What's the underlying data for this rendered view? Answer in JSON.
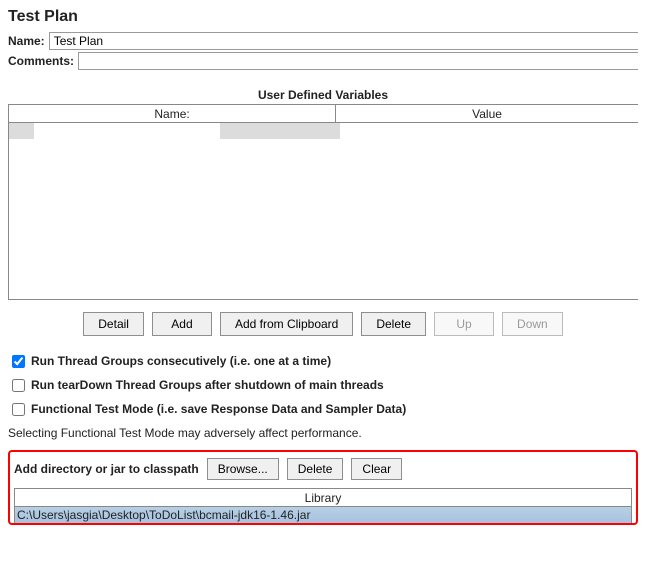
{
  "header": {
    "title": "Test Plan"
  },
  "fields": {
    "name_label": "Name:",
    "name_value": "Test Plan",
    "comments_label": "Comments:",
    "comments_value": ""
  },
  "variables": {
    "section_title": "User Defined Variables",
    "col_name": "Name:",
    "col_value": "Value"
  },
  "var_buttons": {
    "detail": "Detail",
    "add": "Add",
    "add_clipboard": "Add from Clipboard",
    "delete": "Delete",
    "up": "Up",
    "down": "Down"
  },
  "checks": {
    "consecutively": "Run Thread Groups consecutively (i.e. one at a time)",
    "teardown": "Run tearDown Thread Groups after shutdown of main threads",
    "functional": "Functional Test Mode (i.e. save Response Data and Sampler Data)",
    "note": "Selecting Functional Test Mode may adversely affect performance."
  },
  "classpath": {
    "label": "Add directory or jar to classpath",
    "browse": "Browse...",
    "delete": "Delete",
    "clear": "Clear",
    "lib_header": "Library",
    "lib_entry": "C:\\Users\\jasgia\\Desktop\\ToDoList\\bcmail-jdk16-1.46.jar"
  }
}
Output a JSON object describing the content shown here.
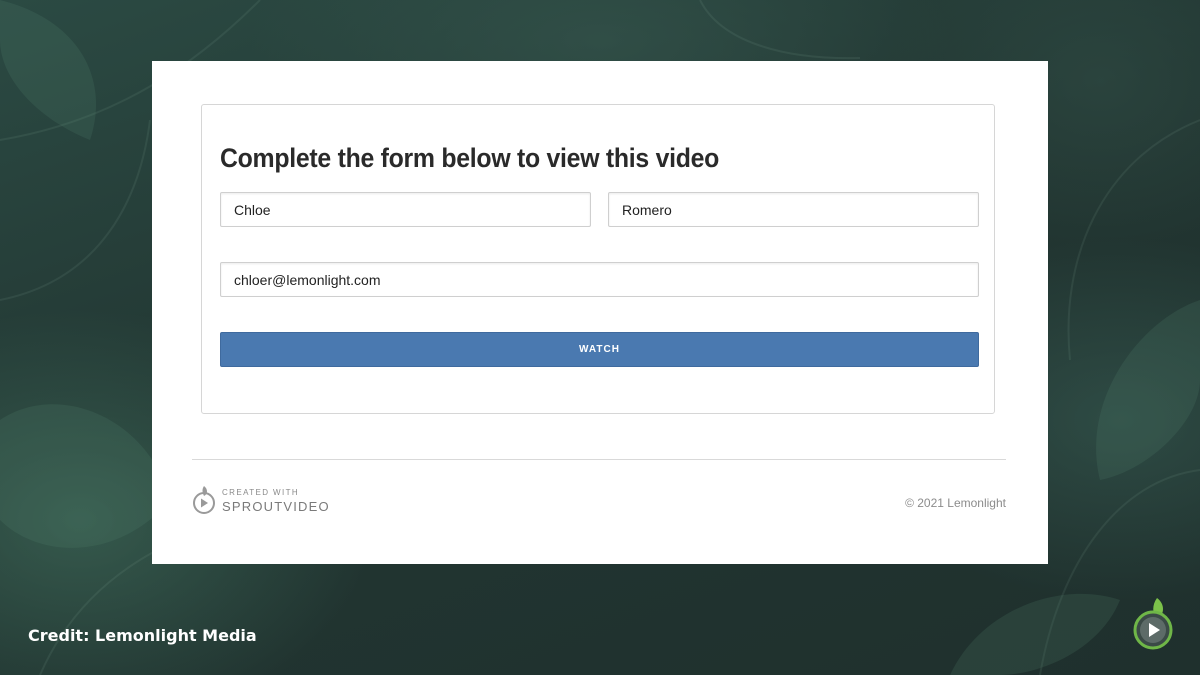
{
  "form": {
    "title": "Complete the form below to view this video",
    "first_name": "Chloe",
    "last_name": "Romero",
    "email": "chloer@lemonlight.com",
    "watch_label": "WATCH",
    "button_color": "#4a79b0"
  },
  "footer": {
    "brand_small": "CREATED WITH",
    "brand_big": "SPROUTVIDEO",
    "copyright": "© 2021 Lemonlight"
  },
  "overlay": {
    "credit": "Credit: Lemonlight Media",
    "corner_icon": "sproutvideo-play-icon"
  },
  "icons": {
    "brand_logo": "sproutvideo-logo-icon",
    "corner_logo": "sproutvideo-play-icon"
  }
}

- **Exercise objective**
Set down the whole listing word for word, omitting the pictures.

- **Expected answer**
What's the underlying data for this rendered view? Answer in JSON.
{
  "header": {
    "title": "Test Plan"
  },
  "fields": {
    "name_label": "Name:",
    "name_value": "Test Plan",
    "comments_label": "Comments:",
    "comments_value": ""
  },
  "variables": {
    "section_title": "User Defined Variables",
    "col_name": "Name:",
    "col_value": "Value"
  },
  "var_buttons": {
    "detail": "Detail",
    "add": "Add",
    "add_clipboard": "Add from Clipboard",
    "delete": "Delete",
    "up": "Up",
    "down": "Down"
  },
  "checks": {
    "consecutively": "Run Thread Groups consecutively (i.e. one at a time)",
    "teardown": "Run tearDown Thread Groups after shutdown of main threads",
    "functional": "Functional Test Mode (i.e. save Response Data and Sampler Data)",
    "note": "Selecting Functional Test Mode may adversely affect performance."
  },
  "classpath": {
    "label": "Add directory or jar to classpath",
    "browse": "Browse...",
    "delete": "Delete",
    "clear": "Clear",
    "lib_header": "Library",
    "lib_entry": "C:\\Users\\jasgia\\Desktop\\ToDoList\\bcmail-jdk16-1.46.jar"
  }
}
Output a JSON object describing the content shown here.
{
  "form": {
    "title": "Complete the form below to view this video",
    "first_name": "Chloe",
    "last_name": "Romero",
    "email": "chloer@lemonlight.com",
    "watch_label": "WATCH",
    "button_color": "#4a79b0"
  },
  "footer": {
    "brand_small": "CREATED WITH",
    "brand_big": "SPROUTVIDEO",
    "copyright": "© 2021 Lemonlight"
  },
  "overlay": {
    "credit": "Credit: Lemonlight Media",
    "corner_icon": "sproutvideo-play-icon"
  },
  "icons": {
    "brand_logo": "sproutvideo-logo-icon",
    "corner_logo": "sproutvideo-play-icon"
  }
}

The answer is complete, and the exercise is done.